LOST: With all the flashbacks and flashforwards and time travel going on, the same character can be Hollywood Old and looking too young in the same episode. In later seasons this is sometimes averted by making the same character be played by different actresses (who look really similar but with a clear age difference) in different time periods. This series contain several cases of Playing Gertrude that are NOT also cases of Hollywood Old.
Happens a lot in the present-day scenes in Cold Case, particularly in episodes where the case in question took place before about 1960.
This is the 50-year-old King Henry VIII according to The Tudors. This◊ is the 50-year-old Henry VIII according to Hans Holbein the Younger.

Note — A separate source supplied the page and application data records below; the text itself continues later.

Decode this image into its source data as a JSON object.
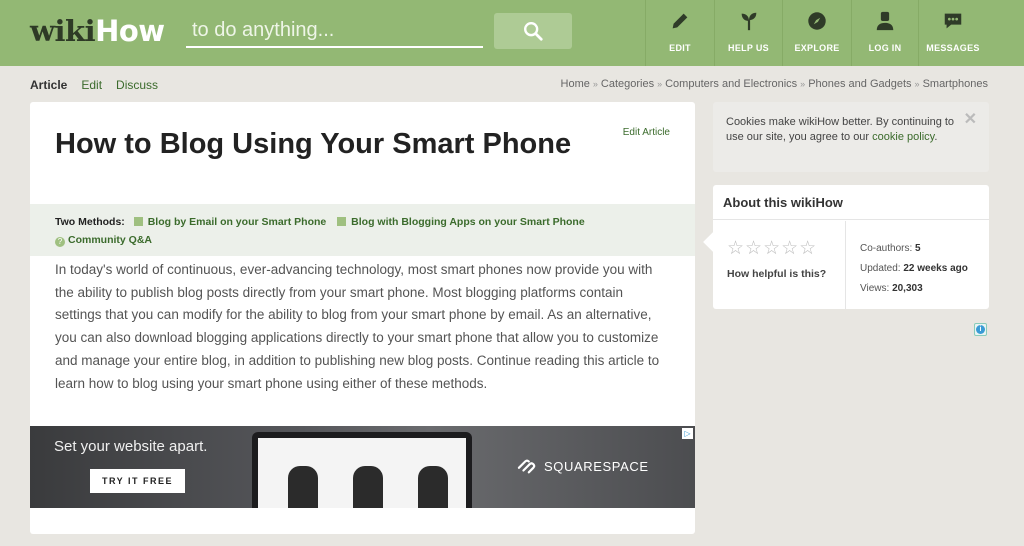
{
  "header": {
    "logo_wiki": "wiki",
    "logo_how": "How",
    "search_placeholder": "to do anything...",
    "nav": [
      {
        "label": "EDIT",
        "icon": "pencil-icon"
      },
      {
        "label": "HELP US",
        "icon": "sprout-icon"
      },
      {
        "label": "EXPLORE",
        "icon": "compass-icon"
      },
      {
        "label": "LOG IN",
        "icon": "user-icon"
      },
      {
        "label": "MESSAGES",
        "icon": "chat-icon"
      }
    ]
  },
  "tabs": {
    "article": "Article",
    "edit": "Edit",
    "discuss": "Discuss"
  },
  "breadcrumb": [
    "Home",
    "Categories",
    "Computers and Electronics",
    "Phones and Gadgets",
    "Smartphones"
  ],
  "article": {
    "edit_link": "Edit Article",
    "title": "How to Blog Using Your Smart Phone",
    "methods_label": "Two Methods:",
    "method_1": "Blog by Email on your Smart Phone",
    "method_2": "Blog with Blogging Apps on your Smart Phone",
    "community": "Community Q&A",
    "intro": "In today's world of continuous, ever-advancing technology, most smart phones now provide you with the ability to publish blog posts directly from your smart phone. Most blogging platforms contain settings that you can modify for the ability to blog from your smart phone by email. As an alternative, you can also download blogging applications directly to your smart phone that allow you to customize and manage your entire blog, in addition to publishing new blog posts. Continue reading this article to learn how to blog using your smart phone using either of these methods."
  },
  "ad": {
    "headline": "Set your website apart.",
    "cta": "TRY IT FREE",
    "brand": "SQUARESPACE"
  },
  "cookie": {
    "text": "Cookies make wikiHow better. By continuing to use our site, you agree to our ",
    "link": "cookie policy",
    "end": "."
  },
  "about": {
    "title": "About this wikiHow",
    "stars": "☆☆☆☆☆",
    "helpful": "How helpful is this?",
    "coauthors_label": "Co-authors:",
    "coauthors": "5",
    "updated_label": "Updated:",
    "updated": "22 weeks ago",
    "views_label": "Views:",
    "views": "20,303"
  },
  "colors": {
    "header_green": "#93b874",
    "link_green": "#3b6b2c"
  }
}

Charles Brandon is this trope in spades. You'd never guess that Henry Cavill is supposed to be portraying a sixty-year old man during the war scenes in France. He looks young and fit until he's inexplicably given wrinkles and graying hair in the final episode.
A.N.T. Farm has a principal who is supposed to be horrifically old. She is played by a 50 year-old woman.
Suite Life On Deck has Ms. Emma Tutweiler. She is supposed to be a caricature of an old maid, worrying about being single, living with her cats, and one character remarks that she aged since high school in a very tactless fashion. This seems understandable and relatively bearable for a kids show. Except for the fact that she is played by this actress (see Erin Cardillo and for the costume, it doesn't change anything).
Hilariously and wonderfully lampshaded in Wizards of Waverly Place, when addressing the eldest son and daughter's misconceptions about age. Thirty-five doesn't equal middle age. The scene is really cathartic in a form of media which generally displays sexism and ageism in order to pander to a younger audience.
Old Lady Gibson in Fallout: New Vegas, despite her white hair, barely looks older than about 40. Then again, some people in real life get gray hair at 30 or earlier. This also applies to the older age settings for the player character (said to go up to 60), as there is no "wrinkled" face option for them outside of mods, unlike certain NPC's.
Atrus in Myst is played by the game's co-creator Rand Miller (who does double duty as Atrus' son Achenar) who was in his early thirties when he first assumed the role in the original game. Rand Miller has noted that he once felt he was too young to play the role of Atrus. But since his likeness and voice has become engrained as Atrus to Myst fans, it would have been wrong to recast the character in the sequels.